Both before and, amazingly, in these mere few days after the conference, one keeps encountering voices from the Arab left publicly dismissive of the green movement and, in the most recent instance, dismissive of concerns raised yesterday by Sec. Clinton that Iran is becoming a military dictatorship in the hands of the Revolutionary Guards and the basij volunteer thugs. Yet the same idea, this fear and belief, is precisely what is animating the green movement and its supporters in the United States. For example, Arjomand's entire analysis of the present political scene in Iran is predicated on the understanding that these are the forces that dominate the Iranian government, perpetrated the election fraud (a fact denied by way too many people in the Arab left), and now constitute the epicenter of power in Iran waving aside any claims by critics of the regime internal or external to the system. It is they who rigged the election (in Arjomand's insightful analysis, a smart move by Ahmadinejad since it was the only way for him to stay in office, but a big mistake for Khamenei who created a crisis that could have been avoided by allowing a reformist candidate into office), beat and kill protesters in the street, torture dissidents, repress free speech and assembly and stage elaborate, bizarre show trials. That this regime has all the elements of not only a military dictatorship, but a fascist one at that, seemed, at the Rutgers conference, beyond reasonable debate, and so it is. Denying or dismissing these obvious facts in vain hope that the Iranian regime is actually interested in confronting Israel or ridiculous fear that the opposition represents a "Western conspiracy" funded by "Saudi money" or some such tomfoolery is simply unconscionable.
Obviously, there are significant segments of the Arab left that don't fall into this trap, and they deserve credit. But far too much does. But we not only have to stop thinking about international relations in this narrow, ungenerous, narcissistic and solipsistic way, the real corrective begins much closer to home. The Arab left, and Arabs in general for that matter, have to learn to agree to disagree, to be open to debate and conversation, not to rush to judge the motivations and characters of people saying things we don't agree with or that we don't understand.
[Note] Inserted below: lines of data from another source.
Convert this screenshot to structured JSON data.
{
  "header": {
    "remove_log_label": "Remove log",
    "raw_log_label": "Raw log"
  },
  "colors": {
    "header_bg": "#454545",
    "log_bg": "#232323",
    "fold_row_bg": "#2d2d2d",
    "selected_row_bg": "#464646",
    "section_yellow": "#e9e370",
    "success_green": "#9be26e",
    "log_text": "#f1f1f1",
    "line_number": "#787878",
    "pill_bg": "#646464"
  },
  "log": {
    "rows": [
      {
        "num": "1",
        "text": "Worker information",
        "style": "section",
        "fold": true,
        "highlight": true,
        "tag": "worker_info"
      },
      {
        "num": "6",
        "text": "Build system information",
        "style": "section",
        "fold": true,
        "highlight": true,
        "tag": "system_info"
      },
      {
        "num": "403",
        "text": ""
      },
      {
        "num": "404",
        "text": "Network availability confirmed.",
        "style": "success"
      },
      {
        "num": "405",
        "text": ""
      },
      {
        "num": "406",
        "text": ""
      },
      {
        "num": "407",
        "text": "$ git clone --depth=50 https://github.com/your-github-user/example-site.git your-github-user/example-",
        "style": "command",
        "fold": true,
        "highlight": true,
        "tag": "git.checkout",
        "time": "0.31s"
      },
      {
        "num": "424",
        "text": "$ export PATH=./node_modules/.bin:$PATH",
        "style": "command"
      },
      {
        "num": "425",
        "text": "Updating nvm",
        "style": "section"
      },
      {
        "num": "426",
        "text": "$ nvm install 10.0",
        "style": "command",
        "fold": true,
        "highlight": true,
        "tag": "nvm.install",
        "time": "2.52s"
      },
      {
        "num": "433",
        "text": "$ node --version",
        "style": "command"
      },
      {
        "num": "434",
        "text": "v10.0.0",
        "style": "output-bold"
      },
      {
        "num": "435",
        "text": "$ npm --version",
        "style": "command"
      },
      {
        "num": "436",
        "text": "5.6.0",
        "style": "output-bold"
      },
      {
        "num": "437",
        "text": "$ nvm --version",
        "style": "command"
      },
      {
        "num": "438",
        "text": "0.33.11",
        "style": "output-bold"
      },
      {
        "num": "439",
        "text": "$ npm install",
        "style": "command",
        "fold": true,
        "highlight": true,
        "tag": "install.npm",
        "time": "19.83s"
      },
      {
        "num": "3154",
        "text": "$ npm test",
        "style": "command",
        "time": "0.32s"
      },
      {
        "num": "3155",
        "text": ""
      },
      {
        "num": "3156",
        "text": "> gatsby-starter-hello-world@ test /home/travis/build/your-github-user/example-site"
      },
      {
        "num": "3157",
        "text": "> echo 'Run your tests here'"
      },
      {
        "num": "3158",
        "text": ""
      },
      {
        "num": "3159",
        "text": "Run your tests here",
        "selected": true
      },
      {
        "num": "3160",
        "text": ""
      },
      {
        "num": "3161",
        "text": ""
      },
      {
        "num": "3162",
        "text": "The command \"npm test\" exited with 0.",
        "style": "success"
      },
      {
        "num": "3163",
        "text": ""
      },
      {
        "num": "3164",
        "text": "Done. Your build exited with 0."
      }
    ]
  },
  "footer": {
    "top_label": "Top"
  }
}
We have to learn the crucial difference between challenging people's ideas, even harshly, (perfectly okay) and challenging people's motivations or personalities (unnecessary and counterproductive). Very often we treat these two very distinct behaviors as if they were synonymous, being annoyed by the first when in fact we need much more of it, and turning a blind eye to the second although it's doing incalculable damage to our Arab-American conversation. We have to stop shunning each other, and even more importantly launching preposterous and dangerous accusations, above all labels of traitor, collaborator, Arab Zionist, or, for that matter, terrorist. From my experience at Rutgers at the weekend, the Iranians of the green movement and their supporters in the Iranian American left have a lot to teach us and we'd better start learning fast.